Web page and app entries
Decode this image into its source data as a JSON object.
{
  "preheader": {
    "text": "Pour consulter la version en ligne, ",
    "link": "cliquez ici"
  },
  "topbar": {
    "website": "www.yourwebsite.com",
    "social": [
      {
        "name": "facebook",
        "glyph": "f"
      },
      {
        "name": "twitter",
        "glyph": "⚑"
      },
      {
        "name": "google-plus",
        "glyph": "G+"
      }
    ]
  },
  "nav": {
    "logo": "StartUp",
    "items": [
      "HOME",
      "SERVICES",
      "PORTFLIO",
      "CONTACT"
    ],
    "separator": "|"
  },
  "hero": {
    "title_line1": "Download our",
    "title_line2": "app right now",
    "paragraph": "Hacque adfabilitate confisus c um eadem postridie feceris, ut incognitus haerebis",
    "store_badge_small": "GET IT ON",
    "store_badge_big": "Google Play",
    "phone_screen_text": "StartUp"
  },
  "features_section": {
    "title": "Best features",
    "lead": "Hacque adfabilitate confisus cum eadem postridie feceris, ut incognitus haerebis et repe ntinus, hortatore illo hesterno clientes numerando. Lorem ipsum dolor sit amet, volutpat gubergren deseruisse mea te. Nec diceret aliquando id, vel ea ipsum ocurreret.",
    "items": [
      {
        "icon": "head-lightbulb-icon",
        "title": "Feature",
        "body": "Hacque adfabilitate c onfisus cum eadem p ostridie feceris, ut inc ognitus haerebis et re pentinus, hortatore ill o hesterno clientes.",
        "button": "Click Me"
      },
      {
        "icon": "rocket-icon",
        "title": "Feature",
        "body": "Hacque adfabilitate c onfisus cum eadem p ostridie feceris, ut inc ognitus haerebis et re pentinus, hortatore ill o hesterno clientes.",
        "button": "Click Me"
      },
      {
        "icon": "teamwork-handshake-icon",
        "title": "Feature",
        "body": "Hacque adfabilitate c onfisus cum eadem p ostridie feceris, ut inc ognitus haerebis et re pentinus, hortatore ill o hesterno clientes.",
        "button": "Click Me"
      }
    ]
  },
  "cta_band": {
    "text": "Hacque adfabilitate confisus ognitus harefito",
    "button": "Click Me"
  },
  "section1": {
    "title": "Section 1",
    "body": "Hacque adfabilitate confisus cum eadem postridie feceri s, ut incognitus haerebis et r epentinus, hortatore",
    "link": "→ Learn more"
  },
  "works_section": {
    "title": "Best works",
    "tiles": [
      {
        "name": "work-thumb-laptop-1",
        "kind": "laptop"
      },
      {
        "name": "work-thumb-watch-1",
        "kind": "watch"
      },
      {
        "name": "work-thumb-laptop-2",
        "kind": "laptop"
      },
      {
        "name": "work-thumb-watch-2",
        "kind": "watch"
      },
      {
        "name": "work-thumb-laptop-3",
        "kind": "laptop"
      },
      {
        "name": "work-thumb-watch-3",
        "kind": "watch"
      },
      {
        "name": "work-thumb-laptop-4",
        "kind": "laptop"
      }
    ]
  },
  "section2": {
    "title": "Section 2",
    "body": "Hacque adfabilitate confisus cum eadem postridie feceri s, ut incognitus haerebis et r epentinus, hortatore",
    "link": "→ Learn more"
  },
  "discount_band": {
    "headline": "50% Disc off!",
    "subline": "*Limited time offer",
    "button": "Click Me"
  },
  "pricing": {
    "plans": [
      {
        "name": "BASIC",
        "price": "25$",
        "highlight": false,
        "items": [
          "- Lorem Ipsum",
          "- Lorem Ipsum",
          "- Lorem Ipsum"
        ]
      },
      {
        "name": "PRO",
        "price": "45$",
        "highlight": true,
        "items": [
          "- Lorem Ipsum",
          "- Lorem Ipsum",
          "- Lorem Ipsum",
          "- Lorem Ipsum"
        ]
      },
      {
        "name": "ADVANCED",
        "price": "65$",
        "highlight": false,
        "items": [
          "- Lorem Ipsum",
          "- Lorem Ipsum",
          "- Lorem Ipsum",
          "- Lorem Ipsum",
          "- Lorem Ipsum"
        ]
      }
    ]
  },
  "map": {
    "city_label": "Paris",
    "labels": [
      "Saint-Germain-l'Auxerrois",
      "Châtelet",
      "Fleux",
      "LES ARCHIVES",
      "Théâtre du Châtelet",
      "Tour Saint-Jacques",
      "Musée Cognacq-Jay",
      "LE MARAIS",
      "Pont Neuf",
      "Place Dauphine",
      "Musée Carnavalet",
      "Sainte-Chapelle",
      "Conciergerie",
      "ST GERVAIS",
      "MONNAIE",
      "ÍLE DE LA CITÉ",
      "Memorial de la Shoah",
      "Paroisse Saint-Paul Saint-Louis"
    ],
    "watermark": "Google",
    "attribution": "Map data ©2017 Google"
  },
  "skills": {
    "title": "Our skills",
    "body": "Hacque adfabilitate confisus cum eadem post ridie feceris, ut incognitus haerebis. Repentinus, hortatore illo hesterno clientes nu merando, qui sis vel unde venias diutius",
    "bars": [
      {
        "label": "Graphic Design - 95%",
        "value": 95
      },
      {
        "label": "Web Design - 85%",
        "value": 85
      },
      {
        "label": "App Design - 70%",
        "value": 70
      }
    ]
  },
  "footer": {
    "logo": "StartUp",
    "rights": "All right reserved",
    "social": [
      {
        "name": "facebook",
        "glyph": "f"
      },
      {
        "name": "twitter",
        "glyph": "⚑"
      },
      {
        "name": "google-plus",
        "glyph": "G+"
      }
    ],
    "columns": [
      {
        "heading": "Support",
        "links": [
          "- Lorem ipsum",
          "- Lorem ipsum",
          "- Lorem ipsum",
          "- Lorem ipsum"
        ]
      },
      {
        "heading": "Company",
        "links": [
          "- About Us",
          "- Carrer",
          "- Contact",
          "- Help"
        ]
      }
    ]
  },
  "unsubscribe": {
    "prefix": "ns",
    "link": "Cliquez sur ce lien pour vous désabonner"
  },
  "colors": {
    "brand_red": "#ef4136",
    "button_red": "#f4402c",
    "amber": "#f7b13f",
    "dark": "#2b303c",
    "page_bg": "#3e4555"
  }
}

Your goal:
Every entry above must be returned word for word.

Written solution:
Decode this image into its source data as a JSON object.
{
  "preheader": {
    "text": "Pour consulter la version en ligne, ",
    "link": "cliquez ici"
  },
  "topbar": {
    "website": "www.yourwebsite.com",
    "social": [
      {
        "name": "facebook",
        "glyph": "f"
      },
      {
        "name": "twitter",
        "glyph": "⚑"
      },
      {
        "name": "google-plus",
        "glyph": "G+"
      }
    ]
  },
  "nav": {
    "logo": "StartUp",
    "items": [
      "HOME",
      "SERVICES",
      "PORTFLIO",
      "CONTACT"
    ],
    "separator": "|"
  },
  "hero": {
    "title_line1": "Download our",
    "title_line2": "app right now",
    "paragraph": "Hacque adfabilitate confisus c um eadem postridie feceris, ut incognitus haerebis",
    "store_badge_small": "GET IT ON",
    "store_badge_big": "Google Play",
    "phone_screen_text": "StartUp"
  },
  "features_section": {
    "title": "Best features",
    "lead": "Hacque adfabilitate confisus cum eadem postridie feceris, ut incognitus haerebis et repe ntinus, hortatore illo hesterno clientes numerando. Lorem ipsum dolor sit amet, volutpat gubergren deseruisse mea te. Nec diceret aliquando id, vel ea ipsum ocurreret.",
    "items": [
      {
        "icon": "head-lightbulb-icon",
        "title": "Feature",
        "body": "Hacque adfabilitate c onfisus cum eadem p ostridie feceris, ut inc ognitus haerebis et re pentinus, hortatore ill o hesterno clientes.",
        "button": "Click Me"
      },
      {
        "icon": "rocket-icon",
        "title": "Feature",
        "body": "Hacque adfabilitate c onfisus cum eadem p ostridie feceris, ut inc ognitus haerebis et re pentinus, hortatore ill o hesterno clientes.",
        "button": "Click Me"
      },
      {
        "icon": "teamwork-handshake-icon",
        "title": "Feature",
        "body": "Hacque adfabilitate c onfisus cum eadem p ostridie feceris, ut inc ognitus haerebis et re pentinus, hortatore ill o hesterno clientes.",
        "button": "Click Me"
      }
    ]
  },
  "cta_band": {
    "text": "Hacque adfabilitate confisus ognitus harefito",
    "button": "Click Me"
  },
  "section1": {
    "title": "Section 1",
    "body": "Hacque adfabilitate confisus cum eadem postridie feceri s, ut incognitus haerebis et r epentinus, hortatore",
    "link": "→ Learn more"
  },
  "works_section": {
    "title": "Best works",
    "tiles": [
      {
        "name": "work-thumb-laptop-1",
        "kind": "laptop"
      },
      {
        "name": "work-thumb-watch-1",
        "kind": "watch"
      },
      {
        "name": "work-thumb-laptop-2",
        "kind": "laptop"
      },
      {
        "name": "work-thumb-watch-2",
        "kind": "watch"
      },
      {
        "name": "work-thumb-laptop-3",
        "kind": "laptop"
      },
      {
        "name": "work-thumb-watch-3",
        "kind": "watch"
      },
      {
        "name": "work-thumb-laptop-4",
        "kind": "laptop"
      }
    ]
  },
  "section2": {
    "title": "Section 2",
    "body": "Hacque adfabilitate confisus cum eadem postridie feceri s, ut incognitus haerebis et r epentinus, hortatore",
    "link": "→ Learn more"
  },
  "discount_band": {
    "headline": "50% Disc off!",
    "subline": "*Limited time offer",
    "button": "Click Me"
  },
  "pricing": {
    "plans": [
      {
        "name": "BASIC",
        "price": "25$",
        "highlight": false,
        "items": [
          "- Lorem Ipsum",
          "- Lorem Ipsum",
          "- Lorem Ipsum"
        ]
      },
      {
        "name": "PRO",
        "price": "45$",
        "highlight": true,
        "items": [
          "- Lorem Ipsum",
          "- Lorem Ipsum",
          "- Lorem Ipsum",
          "- Lorem Ipsum"
        ]
      },
      {
        "name": "ADVANCED",
        "price": "65$",
        "highlight": false,
        "items": [
          "- Lorem Ipsum",
          "- Lorem Ipsum",
          "- Lorem Ipsum",
          "- Lorem Ipsum",
          "- Lorem Ipsum"
        ]
      }
    ]
  },
  "map": {
    "city_label": "Paris",
    "labels": [
      "Saint-Germain-l'Auxerrois",
      "Châtelet",
      "Fleux",
      "LES ARCHIVES",
      "Théâtre du Châtelet",
      "Tour Saint-Jacques",
      "Musée Cognacq-Jay",
      "LE MARAIS",
      "Pont Neuf",
      "Place Dauphine",
      "Musée Carnavalet",
      "Sainte-Chapelle",
      "Conciergerie",
      "ST GERVAIS",
      "MONNAIE",
      "ÍLE DE LA CITÉ",
      "Memorial de la Shoah",
      "Paroisse Saint-Paul Saint-Louis"
    ],
    "watermark": "Google",
    "attribution": "Map data ©2017 Google"
  },
  "skills": {
    "title": "Our skills",
    "body": "Hacque adfabilitate confisus cum eadem post ridie feceris, ut incognitus haerebis. Repentinus, hortatore illo hesterno clientes nu merando, qui sis vel unde venias diutius",
    "bars": [
      {
        "label": "Graphic Design - 95%",
        "value": 95
      },
      {
        "label": "Web Design - 85%",
        "value": 85
      },
      {
        "label": "App Design - 70%",
        "value": 70
      }
    ]
  },
  "footer": {
    "logo": "StartUp",
    "rights": "All right reserved",
    "social": [
      {
        "name": "facebook",
        "glyph": "f"
      },
      {
        "name": "twitter",
        "glyph": "⚑"
      },
      {
        "name": "google-plus",
        "glyph": "G+"
      }
    ],
    "columns": [
      {
        "heading": "Support",
        "links": [
          "- Lorem ipsum",
          "- Lorem ipsum",
          "- Lorem ipsum",
          "- Lorem ipsum"
        ]
      },
      {
        "heading": "Company",
        "links": [
          "- About Us",
          "- Carrer",
          "- Contact",
          "- Help"
        ]
      }
    ]
  },
  "unsubscribe": {
    "prefix": "ns",
    "link": "Cliquez sur ce lien pour vous désabonner"
  },
  "colors": {
    "brand_red": "#ef4136",
    "button_red": "#f4402c",
    "amber": "#f7b13f",
    "dark": "#2b303c",
    "page_bg": "#3e4555"
  }
}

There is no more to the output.